In the problem of logistic regression, MSE (Mean Squared Error) is not good enough to describe the loss of the training model. **Cross entropy** is an important concept in logistic regression, which comes from the information theory.

### The amount of information

First of all, I will talk about **the amount (quantity) of information (信息量)**, can be defined by $I$,

$$ I(x_0) = -\log(p(x_0))\tag{1} $$

in which, $x_0$ is a random event, and $p(x_0)$ will be the probability of $x_0$ event occurs.

To describe the probability ( $p(x_0)$ ) which in the range of $[0,1]$.

It’s a very interesting thing, because when a small probability event occurs means a bigger amount of information.

### Entropy

There is another concept named **entropy ($H(X)$)**, which describes the mathematical expectation of all events’ ($x_i$) amount of information,

$$ H(X) = -\sum_{i=1}^n p(x_i)\log(p(x_i))\tag{2} $$

In the problem of binary classification,

$$
\begin{aligned}
H(X) &= -\sum_{i=1}^n p(x_i)\log(p(x_i))

&= -p(x)\log(p(x)) - (1 - p(x))\log(1-p(x))
\end{aligned}\tag{3}
$$

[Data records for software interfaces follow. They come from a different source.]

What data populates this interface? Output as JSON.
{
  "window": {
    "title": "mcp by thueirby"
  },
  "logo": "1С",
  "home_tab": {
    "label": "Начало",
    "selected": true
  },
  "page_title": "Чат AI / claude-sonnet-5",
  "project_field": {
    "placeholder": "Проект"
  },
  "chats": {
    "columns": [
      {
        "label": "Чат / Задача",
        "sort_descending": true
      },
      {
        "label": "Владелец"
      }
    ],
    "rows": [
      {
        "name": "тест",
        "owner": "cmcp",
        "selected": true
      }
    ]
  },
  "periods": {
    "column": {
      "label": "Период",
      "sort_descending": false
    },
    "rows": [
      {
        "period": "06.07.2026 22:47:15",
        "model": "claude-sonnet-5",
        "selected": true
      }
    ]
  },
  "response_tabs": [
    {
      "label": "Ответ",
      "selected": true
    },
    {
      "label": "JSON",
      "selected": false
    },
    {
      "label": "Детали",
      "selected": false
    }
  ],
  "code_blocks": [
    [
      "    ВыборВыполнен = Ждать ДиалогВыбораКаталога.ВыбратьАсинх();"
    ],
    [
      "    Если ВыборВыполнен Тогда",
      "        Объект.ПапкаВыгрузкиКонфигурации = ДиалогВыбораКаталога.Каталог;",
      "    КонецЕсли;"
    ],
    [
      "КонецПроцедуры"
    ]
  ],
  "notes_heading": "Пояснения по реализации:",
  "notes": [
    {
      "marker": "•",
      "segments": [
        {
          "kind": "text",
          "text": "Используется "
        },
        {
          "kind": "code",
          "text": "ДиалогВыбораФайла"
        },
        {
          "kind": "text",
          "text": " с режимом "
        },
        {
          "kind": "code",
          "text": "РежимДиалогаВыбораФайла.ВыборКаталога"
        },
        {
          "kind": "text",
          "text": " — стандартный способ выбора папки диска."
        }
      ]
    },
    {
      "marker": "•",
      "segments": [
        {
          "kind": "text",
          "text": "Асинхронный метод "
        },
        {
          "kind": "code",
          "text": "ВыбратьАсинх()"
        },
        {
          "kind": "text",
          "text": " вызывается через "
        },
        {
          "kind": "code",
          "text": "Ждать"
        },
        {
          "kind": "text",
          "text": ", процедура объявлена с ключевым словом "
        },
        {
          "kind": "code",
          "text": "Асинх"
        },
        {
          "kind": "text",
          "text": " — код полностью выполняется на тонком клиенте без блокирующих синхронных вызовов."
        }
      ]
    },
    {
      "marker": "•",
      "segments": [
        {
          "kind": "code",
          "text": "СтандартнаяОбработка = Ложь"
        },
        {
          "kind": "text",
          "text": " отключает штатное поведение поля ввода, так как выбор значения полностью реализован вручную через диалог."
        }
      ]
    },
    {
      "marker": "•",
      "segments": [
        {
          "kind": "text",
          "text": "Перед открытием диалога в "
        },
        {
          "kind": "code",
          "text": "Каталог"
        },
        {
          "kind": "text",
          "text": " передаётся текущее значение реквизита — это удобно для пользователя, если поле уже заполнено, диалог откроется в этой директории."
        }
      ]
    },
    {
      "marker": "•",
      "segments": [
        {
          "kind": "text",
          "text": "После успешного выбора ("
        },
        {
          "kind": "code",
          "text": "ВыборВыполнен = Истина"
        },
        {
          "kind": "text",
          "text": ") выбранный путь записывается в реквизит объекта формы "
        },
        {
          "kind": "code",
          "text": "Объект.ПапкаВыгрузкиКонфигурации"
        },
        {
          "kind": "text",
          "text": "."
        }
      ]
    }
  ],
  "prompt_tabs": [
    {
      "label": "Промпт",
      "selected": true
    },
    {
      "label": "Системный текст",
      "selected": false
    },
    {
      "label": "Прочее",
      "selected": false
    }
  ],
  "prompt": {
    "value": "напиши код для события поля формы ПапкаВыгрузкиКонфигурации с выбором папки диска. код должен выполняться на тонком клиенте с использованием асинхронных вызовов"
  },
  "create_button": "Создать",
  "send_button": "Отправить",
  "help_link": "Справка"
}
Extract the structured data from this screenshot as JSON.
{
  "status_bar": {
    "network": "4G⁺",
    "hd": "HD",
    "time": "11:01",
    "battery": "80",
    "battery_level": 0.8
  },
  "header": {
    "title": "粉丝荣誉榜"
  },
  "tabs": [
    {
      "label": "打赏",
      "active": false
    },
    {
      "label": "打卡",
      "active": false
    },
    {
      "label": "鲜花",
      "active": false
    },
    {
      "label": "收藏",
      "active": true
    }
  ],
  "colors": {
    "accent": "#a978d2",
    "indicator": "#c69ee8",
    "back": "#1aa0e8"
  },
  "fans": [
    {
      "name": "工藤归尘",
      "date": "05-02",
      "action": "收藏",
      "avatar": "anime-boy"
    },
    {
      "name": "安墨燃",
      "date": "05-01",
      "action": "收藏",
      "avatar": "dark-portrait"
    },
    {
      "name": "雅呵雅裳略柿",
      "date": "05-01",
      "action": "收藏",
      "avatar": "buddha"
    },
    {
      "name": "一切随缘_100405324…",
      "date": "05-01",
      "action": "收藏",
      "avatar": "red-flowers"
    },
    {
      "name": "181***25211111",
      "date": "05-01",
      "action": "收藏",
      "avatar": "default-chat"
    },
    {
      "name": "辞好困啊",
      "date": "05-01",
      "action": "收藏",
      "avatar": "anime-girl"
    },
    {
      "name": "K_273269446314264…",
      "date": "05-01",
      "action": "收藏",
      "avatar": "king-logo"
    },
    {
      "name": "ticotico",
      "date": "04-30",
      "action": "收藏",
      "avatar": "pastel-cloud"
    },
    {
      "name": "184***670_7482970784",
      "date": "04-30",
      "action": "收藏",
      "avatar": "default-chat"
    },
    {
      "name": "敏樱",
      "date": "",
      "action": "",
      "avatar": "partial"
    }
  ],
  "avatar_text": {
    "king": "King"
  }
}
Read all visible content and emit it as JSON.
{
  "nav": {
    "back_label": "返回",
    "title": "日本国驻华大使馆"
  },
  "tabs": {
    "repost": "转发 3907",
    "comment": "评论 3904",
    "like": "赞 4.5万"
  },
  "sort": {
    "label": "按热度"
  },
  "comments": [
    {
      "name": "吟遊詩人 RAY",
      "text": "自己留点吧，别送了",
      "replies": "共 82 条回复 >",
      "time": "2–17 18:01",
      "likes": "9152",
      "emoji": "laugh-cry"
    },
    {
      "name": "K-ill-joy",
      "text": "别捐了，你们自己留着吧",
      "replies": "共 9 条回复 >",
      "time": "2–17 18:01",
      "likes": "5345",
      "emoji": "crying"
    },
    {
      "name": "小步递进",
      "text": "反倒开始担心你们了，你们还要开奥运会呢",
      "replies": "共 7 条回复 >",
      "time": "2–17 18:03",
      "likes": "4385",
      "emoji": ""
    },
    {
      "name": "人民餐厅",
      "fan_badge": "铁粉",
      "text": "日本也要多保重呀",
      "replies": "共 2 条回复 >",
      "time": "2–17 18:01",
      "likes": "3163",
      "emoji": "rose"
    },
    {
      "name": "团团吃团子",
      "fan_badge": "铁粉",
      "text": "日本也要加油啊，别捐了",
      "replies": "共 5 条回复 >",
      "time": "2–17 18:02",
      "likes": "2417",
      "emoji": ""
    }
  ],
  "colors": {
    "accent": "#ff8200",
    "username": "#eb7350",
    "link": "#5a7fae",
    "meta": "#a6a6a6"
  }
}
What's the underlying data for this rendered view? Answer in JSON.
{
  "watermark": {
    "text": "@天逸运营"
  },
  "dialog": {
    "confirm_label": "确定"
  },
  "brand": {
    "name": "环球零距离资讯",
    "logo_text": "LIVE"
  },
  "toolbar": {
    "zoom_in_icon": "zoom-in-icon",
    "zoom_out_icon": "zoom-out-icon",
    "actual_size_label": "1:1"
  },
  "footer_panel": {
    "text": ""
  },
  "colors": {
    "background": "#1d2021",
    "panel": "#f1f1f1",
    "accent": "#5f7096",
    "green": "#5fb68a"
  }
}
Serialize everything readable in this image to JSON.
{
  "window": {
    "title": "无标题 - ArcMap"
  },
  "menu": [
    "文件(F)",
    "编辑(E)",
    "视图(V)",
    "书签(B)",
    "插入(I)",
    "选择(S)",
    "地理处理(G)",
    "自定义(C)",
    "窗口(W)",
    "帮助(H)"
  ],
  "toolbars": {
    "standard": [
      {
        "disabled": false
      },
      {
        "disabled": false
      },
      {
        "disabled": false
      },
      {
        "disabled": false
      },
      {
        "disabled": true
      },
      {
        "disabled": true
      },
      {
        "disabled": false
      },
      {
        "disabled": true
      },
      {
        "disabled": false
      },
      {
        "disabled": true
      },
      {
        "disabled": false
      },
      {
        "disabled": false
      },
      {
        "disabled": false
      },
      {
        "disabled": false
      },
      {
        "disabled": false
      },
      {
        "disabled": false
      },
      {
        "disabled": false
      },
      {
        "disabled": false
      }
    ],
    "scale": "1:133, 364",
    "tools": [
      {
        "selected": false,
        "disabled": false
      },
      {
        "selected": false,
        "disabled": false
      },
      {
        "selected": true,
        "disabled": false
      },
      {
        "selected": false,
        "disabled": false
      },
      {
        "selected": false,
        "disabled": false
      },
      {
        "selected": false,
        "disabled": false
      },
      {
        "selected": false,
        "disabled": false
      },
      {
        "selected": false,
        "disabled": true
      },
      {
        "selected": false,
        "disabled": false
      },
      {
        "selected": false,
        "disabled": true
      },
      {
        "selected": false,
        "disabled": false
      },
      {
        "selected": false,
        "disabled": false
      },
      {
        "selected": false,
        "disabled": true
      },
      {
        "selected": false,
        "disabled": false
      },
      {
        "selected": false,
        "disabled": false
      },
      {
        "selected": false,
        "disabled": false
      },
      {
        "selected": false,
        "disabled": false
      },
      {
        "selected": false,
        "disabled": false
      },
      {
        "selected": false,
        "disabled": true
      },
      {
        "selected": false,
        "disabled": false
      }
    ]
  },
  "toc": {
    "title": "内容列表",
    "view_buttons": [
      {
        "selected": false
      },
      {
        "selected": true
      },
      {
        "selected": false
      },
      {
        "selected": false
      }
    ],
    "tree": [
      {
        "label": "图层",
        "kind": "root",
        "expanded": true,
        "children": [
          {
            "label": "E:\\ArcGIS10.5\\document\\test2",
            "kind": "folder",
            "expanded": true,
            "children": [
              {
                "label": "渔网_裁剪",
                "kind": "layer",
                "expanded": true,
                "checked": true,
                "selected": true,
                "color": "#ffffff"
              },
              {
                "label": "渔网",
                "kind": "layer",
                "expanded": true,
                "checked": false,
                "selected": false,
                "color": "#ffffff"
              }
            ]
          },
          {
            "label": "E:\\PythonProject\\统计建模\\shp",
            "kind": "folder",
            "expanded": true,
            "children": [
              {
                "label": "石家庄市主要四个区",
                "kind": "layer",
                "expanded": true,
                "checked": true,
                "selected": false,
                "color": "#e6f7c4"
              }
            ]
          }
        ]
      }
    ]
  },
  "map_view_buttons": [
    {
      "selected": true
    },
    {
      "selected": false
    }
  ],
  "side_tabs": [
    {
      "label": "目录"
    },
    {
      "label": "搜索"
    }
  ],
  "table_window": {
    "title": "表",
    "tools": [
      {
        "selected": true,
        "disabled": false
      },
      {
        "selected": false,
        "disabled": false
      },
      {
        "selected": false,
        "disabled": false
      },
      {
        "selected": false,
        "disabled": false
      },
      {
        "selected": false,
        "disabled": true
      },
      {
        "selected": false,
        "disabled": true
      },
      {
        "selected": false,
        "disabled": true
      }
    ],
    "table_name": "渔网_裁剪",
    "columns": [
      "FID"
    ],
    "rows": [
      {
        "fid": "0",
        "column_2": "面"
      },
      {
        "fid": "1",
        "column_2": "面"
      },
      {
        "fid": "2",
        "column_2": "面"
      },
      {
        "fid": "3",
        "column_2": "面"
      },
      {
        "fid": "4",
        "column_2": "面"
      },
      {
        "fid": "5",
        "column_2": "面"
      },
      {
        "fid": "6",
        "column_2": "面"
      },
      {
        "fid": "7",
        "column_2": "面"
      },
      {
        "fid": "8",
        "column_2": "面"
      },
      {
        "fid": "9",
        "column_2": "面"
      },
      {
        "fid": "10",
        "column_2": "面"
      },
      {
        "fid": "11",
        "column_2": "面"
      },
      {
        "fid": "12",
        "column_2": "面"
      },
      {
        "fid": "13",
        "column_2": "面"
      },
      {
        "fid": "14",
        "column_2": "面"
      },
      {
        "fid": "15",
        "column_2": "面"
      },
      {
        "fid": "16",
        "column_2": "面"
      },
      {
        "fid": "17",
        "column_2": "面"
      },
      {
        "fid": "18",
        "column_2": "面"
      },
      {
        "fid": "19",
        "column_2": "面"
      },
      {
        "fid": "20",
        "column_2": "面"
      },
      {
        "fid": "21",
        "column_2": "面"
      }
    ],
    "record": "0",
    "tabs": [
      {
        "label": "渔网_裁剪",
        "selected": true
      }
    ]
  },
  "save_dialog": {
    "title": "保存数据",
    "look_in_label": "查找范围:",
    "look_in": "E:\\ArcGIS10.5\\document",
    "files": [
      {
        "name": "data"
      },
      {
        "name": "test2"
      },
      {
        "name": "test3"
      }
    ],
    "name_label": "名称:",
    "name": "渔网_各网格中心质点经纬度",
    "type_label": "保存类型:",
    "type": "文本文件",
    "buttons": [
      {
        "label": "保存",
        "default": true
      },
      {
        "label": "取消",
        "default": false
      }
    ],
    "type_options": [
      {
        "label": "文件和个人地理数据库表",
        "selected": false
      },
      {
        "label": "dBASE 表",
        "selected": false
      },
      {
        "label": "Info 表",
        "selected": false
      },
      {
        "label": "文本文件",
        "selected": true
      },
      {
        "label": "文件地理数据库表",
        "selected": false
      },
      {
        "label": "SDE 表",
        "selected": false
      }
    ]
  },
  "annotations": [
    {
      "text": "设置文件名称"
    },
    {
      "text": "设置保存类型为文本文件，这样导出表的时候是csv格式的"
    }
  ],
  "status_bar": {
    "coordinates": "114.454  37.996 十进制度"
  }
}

### Relative entropy (Kullback-Leibler (KL) divergence)

**$D_{KL}(P|Q)$ is often called the information gain achieved if P is used instead of Q**.

$$ D_{KL}(p|q) = \sum_{i=1}^{n}p(x_i)\log\left(\frac{p(x_i)}{q(x_i)}\right)\tag{4} $$

from which, we can get the truth that, the smaller $D_{KL}$ is, the closer distribution q and distribution p will be.

### Cross entropy

$(4)$ can be transformed into,

$$
\begin{aligned}
D_{KL}(p|q) & = \sum_{i=1}^{n}p(x_i)\log(p(x_i)) - \sum_{i=1}^{n}p(x_i)\log(q(x_i))

& = -H(p(x)) + H(p,q)
\end{aligned}\tag{5}
$$

where, the $H(p,q)$ is the so called **cross entropy**, we use the $H(p,q)$ to evaluate the loss of training model instead of the relative entropy $D_{KL}(p|q)$ , it is because the entropy ( $H(p)$ ) is remaining unchanged during the model training process.

In the problem of binary classification, $(5)$ will be transformed into,

$$
\begin{aligned}
H(p,q) & = -\sum_{i=1}^{n}p(x_i)\log(q(x_i))

& = -p(x)\log(q(x)) - (1-p(x))\log(1-q(x))
\end{aligned}\tag{6}
$$

If, we use $y$ to represent the real value while $\hat{y}$ to represent the trained value $(6)$ can be rewritten as,

$$ J = - y\log{\hat{y}} - (1-y)\log{(1-\hat{y})}\tag{7} $$